- Task goal -
I would like every record printed again, exactly as shown.

(Dataset entries)
####

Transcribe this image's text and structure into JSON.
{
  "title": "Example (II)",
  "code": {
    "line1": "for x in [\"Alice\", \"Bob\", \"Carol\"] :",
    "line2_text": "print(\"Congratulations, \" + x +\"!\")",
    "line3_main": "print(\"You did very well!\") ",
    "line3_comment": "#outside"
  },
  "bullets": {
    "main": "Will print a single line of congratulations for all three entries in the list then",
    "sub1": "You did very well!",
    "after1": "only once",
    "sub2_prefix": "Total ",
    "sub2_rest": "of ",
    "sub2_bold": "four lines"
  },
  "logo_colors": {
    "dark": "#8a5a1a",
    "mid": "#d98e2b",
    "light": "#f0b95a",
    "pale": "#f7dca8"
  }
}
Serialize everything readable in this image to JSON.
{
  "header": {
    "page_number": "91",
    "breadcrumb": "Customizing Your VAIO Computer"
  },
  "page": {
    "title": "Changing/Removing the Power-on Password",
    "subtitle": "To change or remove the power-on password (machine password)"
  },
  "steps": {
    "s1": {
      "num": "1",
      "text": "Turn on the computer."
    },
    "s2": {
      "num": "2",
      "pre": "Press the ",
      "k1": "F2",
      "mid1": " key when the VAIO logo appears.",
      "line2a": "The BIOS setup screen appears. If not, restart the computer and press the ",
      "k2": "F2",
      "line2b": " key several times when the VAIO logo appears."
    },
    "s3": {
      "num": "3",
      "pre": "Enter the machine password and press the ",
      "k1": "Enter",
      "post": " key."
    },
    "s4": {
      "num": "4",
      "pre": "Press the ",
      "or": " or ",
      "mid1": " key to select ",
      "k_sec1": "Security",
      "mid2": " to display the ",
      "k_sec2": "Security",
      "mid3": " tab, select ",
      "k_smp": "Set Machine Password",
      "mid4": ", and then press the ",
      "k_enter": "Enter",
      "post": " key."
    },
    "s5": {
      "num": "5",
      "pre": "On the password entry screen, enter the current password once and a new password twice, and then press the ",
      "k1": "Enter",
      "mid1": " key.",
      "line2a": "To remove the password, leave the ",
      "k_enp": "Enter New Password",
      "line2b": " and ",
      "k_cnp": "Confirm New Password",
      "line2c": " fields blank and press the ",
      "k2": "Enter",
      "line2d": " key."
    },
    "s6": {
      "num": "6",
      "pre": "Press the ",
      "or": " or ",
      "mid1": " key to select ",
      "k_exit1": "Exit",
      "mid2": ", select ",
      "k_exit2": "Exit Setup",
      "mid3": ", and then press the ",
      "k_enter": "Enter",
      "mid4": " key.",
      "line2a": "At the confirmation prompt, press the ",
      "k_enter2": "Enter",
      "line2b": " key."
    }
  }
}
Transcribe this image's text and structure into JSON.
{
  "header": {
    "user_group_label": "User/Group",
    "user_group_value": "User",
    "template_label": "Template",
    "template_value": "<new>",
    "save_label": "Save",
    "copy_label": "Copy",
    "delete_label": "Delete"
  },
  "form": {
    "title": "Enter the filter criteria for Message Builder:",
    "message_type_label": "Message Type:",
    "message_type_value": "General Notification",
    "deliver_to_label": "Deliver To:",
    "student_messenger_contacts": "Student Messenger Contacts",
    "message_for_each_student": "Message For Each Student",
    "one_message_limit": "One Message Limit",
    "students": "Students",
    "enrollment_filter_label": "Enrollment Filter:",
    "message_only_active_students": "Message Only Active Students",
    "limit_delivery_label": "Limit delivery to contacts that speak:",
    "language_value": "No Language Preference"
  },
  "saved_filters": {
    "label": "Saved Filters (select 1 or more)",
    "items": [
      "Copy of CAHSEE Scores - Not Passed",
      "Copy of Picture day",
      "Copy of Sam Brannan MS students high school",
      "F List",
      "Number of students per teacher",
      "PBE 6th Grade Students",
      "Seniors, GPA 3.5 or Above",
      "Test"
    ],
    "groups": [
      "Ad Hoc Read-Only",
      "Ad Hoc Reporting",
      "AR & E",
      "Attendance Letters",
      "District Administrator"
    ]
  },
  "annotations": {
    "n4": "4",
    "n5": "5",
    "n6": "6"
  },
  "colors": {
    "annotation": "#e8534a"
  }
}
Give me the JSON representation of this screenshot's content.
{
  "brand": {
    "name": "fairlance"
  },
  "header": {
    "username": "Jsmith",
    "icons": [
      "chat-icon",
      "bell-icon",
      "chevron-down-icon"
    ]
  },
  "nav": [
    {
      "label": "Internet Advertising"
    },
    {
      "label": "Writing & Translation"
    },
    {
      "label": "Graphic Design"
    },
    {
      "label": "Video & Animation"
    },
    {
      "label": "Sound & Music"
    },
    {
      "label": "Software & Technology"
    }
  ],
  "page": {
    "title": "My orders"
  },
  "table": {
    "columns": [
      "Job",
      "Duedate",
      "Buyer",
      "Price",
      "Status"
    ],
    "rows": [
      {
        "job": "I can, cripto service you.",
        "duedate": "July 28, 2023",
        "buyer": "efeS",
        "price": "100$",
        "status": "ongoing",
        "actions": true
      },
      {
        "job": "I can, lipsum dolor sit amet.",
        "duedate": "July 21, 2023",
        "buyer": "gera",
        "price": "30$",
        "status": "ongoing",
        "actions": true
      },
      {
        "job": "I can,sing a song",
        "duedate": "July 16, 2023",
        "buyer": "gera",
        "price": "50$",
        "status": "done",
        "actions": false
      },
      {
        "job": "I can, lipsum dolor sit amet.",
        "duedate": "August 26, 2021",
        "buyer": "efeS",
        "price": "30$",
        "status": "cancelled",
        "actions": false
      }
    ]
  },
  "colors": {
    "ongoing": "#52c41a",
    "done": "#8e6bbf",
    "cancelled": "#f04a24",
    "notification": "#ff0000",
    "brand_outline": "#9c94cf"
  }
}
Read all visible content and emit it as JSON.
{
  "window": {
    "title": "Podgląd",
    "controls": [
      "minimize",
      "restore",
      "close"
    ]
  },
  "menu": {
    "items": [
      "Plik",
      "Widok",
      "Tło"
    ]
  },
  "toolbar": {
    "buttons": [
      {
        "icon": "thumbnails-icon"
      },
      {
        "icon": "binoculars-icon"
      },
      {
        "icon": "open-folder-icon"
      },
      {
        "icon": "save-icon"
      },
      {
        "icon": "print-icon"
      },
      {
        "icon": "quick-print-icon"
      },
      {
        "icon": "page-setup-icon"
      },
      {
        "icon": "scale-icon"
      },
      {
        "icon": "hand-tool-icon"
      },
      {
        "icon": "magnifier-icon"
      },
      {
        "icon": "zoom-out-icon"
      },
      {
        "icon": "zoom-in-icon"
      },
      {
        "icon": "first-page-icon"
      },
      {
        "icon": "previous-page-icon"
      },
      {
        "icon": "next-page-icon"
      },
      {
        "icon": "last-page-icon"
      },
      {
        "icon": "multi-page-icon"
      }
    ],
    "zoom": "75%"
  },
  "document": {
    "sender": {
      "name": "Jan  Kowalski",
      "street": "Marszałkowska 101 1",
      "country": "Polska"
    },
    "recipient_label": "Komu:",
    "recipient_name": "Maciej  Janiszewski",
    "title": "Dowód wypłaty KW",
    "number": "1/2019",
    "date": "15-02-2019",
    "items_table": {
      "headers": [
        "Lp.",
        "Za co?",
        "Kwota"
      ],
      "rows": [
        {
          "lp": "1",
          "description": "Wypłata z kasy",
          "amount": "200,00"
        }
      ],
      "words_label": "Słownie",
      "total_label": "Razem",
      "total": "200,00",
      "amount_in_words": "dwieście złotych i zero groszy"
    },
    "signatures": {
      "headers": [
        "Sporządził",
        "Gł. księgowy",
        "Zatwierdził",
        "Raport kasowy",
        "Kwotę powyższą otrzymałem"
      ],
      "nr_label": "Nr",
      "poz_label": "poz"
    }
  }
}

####

- Answer space -
Transcribe this image's text and structure into JSON.
{
  "title": "Example (II)",
  "code": {
    "line1": "for x in [\"Alice\", \"Bob\", \"Carol\"] :",
    "line2_text": "print(\"Congratulations, \" + x +\"!\")",
    "line3_main": "print(\"You did very well!\") ",
    "line3_comment": "#outside"
  },
  "bullets": {
    "main": "Will print a single line of congratulations for all three entries in the list then",
    "sub1": "You did very well!",
    "after1": "only once",
    "sub2_prefix": "Total ",
    "sub2_rest": "of ",
    "sub2_bold": "four lines"
  },
  "logo_colors": {
    "dark": "#8a5a1a",
    "mid": "#d98e2b",
    "light": "#f0b95a",
    "pale": "#f7dca8"
  }
}
Serialize everything readable in this image to JSON.
{
  "header": {
    "page_number": "91",
    "breadcrumb": "Customizing Your VAIO Computer"
  },
  "page": {
    "title": "Changing/Removing the Power-on Password",
    "subtitle": "To change or remove the power-on password (machine password)"
  },
  "steps": {
    "s1": {
      "num": "1",
      "text": "Turn on the computer."
    },
    "s2": {
      "num": "2",
      "pre": "Press the ",
      "k1": "F2",
      "mid1": " key when the VAIO logo appears.",
      "line2a": "The BIOS setup screen appears. If not, restart the computer and press the ",
      "k2": "F2",
      "line2b": " key several times when the VAIO logo appears."
    },
    "s3": {
      "num": "3",
      "pre": "Enter the machine password and press the ",
      "k1": "Enter",
      "post": " key."
    },
    "s4": {
      "num": "4",
      "pre": "Press the ",
      "or": " or ",
      "mid1": " key to select ",
      "k_sec1": "Security",
      "mid2": " to display the ",
      "k_sec2": "Security",
      "mid3": " tab, select ",
      "k_smp": "Set Machine Password",
      "mid4": ", and then press the ",
      "k_enter": "Enter",
      "post": " key."
    },
    "s5": {
      "num": "5",
      "pre": "On the password entry screen, enter the current password once and a new password twice, and then press the ",
      "k1": "Enter",
      "mid1": " key.",
      "line2a": "To remove the password, leave the ",
      "k_enp": "Enter New Password",
      "line2b": " and ",
      "k_cnp": "Confirm New Password",
      "line2c": " fields blank and press the ",
      "k2": "Enter",
      "line2d": " key."
    },
    "s6": {
      "num": "6",
      "pre": "Press the ",
      "or": " or ",
      "mid1": " key to select ",
      "k_exit1": "Exit",
      "mid2": ", select ",
      "k_exit2": "Exit Setup",
      "mid3": ", and then press the ",
      "k_enter": "Enter",
      "mid4": " key.",
      "line2a": "At the confirmation prompt, press the ",
      "k_enter2": "Enter",
      "line2b": " key."
    }
  }
}
Transcribe this image's text and structure into JSON.
{
  "header": {
    "user_group_label": "User/Group",
    "user_group_value": "User",
    "template_label": "Template",
    "template_value": "<new>",
    "save_label": "Save",
    "copy_label": "Copy",
    "delete_label": "Delete"
  },
  "form": {
    "title": "Enter the filter criteria for Message Builder:",
    "message_type_label": "Message Type:",
    "message_type_value": "General Notification",
    "deliver_to_label": "Deliver To:",
    "student_messenger_contacts": "Student Messenger Contacts",
    "message_for_each_student": "Message For Each Student",
    "one_message_limit": "One Message Limit",
    "students": "Students",
    "enrollment_filter_label": "Enrollment Filter:",
    "message_only_active_students": "Message Only Active Students",
    "limit_delivery_label": "Limit delivery to contacts that speak:",
    "language_value": "No Language Preference"
  },
  "saved_filters": {
    "label": "Saved Filters (select 1 or more)",
    "items": [
      "Copy of CAHSEE Scores - Not Passed",
      "Copy of Picture day",
      "Copy of Sam Brannan MS students high school",
      "F List",
      "Number of students per teacher",
      "PBE 6th Grade Students",
      "Seniors, GPA 3.5 or Above",
      "Test"
    ],
    "groups": [
      "Ad Hoc Read-Only",
      "Ad Hoc Reporting",
      "AR & E",
      "Attendance Letters",
      "District Administrator"
    ]
  },
  "annotations": {
    "n4": "4",
    "n5": "5",
    "n6": "6"
  },
  "colors": {
    "annotation": "#e8534a"
  }
}
Give me the JSON representation of this screenshot's content.
{
  "brand": {
    "name": "fairlance"
  },
  "header": {
    "username": "Jsmith",
    "icons": [
      "chat-icon",
      "bell-icon",
      "chevron-down-icon"
    ]
  },
  "nav": [
    {
      "label": "Internet Advertising"
    },
    {
      "label": "Writing & Translation"
    },
    {
      "label": "Graphic Design"
    },
    {
      "label": "Video & Animation"
    },
    {
      "label": "Sound & Music"
    },
    {
      "label": "Software & Technology"
    }
  ],
  "page": {
    "title": "My orders"
  },
  "table": {
    "columns": [
      "Job",
      "Duedate",
      "Buyer",
      "Price",
      "Status"
    ],
    "rows": [
      {
        "job": "I can, cripto service you.",
        "duedate": "July 28, 2023",
        "buyer": "efeS",
        "price": "100$",
        "status": "ongoing",
        "actions": true
      },
      {
        "job": "I can, lipsum dolor sit amet.",
        "duedate": "July 21, 2023",
        "buyer": "gera",
        "price": "30$",
        "status": "ongoing",
        "actions": true
      },
      {
        "job": "I can,sing a song",
        "duedate": "July 16, 2023",
        "buyer": "gera",
        "price": "50$",
        "status": "done",
        "actions": false
      },
      {
        "job": "I can, lipsum dolor sit amet.",
        "duedate": "August 26, 2021",
        "buyer": "efeS",
        "price": "30$",
        "status": "cancelled",
        "actions": false
      }
    ]
  },
  "colors": {
    "ongoing": "#52c41a",
    "done": "#8e6bbf",
    "cancelled": "#f04a24",
    "notification": "#ff0000",
    "brand_outline": "#9c94cf"
  }
}
Read all visible content and emit it as JSON.
{
  "window": {
    "title": "Podgląd",
    "controls": [
      "minimize",
      "restore",
      "close"
    ]
  },
  "menu": {
    "items": [
      "Plik",
      "Widok",
      "Tło"
    ]
  },
  "toolbar": {
    "buttons": [
      {
        "icon": "thumbnails-icon"
      },
      {
        "icon": "binoculars-icon"
      },
      {
        "icon": "open-folder-icon"
      },
      {
        "icon": "save-icon"
      },
      {
        "icon": "print-icon"
      },
      {
        "icon": "quick-print-icon"
      },
      {
        "icon": "page-setup-icon"
      },
      {
        "icon": "scale-icon"
      },
      {
        "icon": "hand-tool-icon"
      },
      {
        "icon": "magnifier-icon"
      },
      {
        "icon": "zoom-out-icon"
      },
      {
        "icon": "zoom-in-icon"
      },
      {
        "icon": "first-page-icon"
      },
      {
        "icon": "previous-page-icon"
      },
      {
        "icon": "next-page-icon"
      },
      {
        "icon": "last-page-icon"
      },
      {
        "icon": "multi-page-icon"
      }
    ],
    "zoom": "75%"
  },
  "document": {
    "sender": {
      "name": "Jan  Kowalski",
      "street": "Marszałkowska 101 1",
      "country": "Polska"
    },
    "recipient_label": "Komu:",
    "recipient_name": "Maciej  Janiszewski",
    "title": "Dowód wypłaty KW",
    "number": "1/2019",
    "date": "15-02-2019",
    "items_table": {
      "headers": [
        "Lp.",
        "Za co?",
        "Kwota"
      ],
      "rows": [
        {
          "lp": "1",
          "description": "Wypłata z kasy",
          "amount": "200,00"
        }
      ],
      "words_label": "Słownie",
      "total_label": "Razem",
      "total": "200,00",
      "amount_in_words": "dwieście złotych i zero groszy"
    },
    "signatures": {
      "headers": [
        "Sporządził",
        "Gł. księgowy",
        "Zatwierdził",
        "Raport kasowy",
        "Kwotę powyższą otrzymałem"
      ],
      "nr_label": "Nr",
      "poz_label": "poz"
    }
  }
}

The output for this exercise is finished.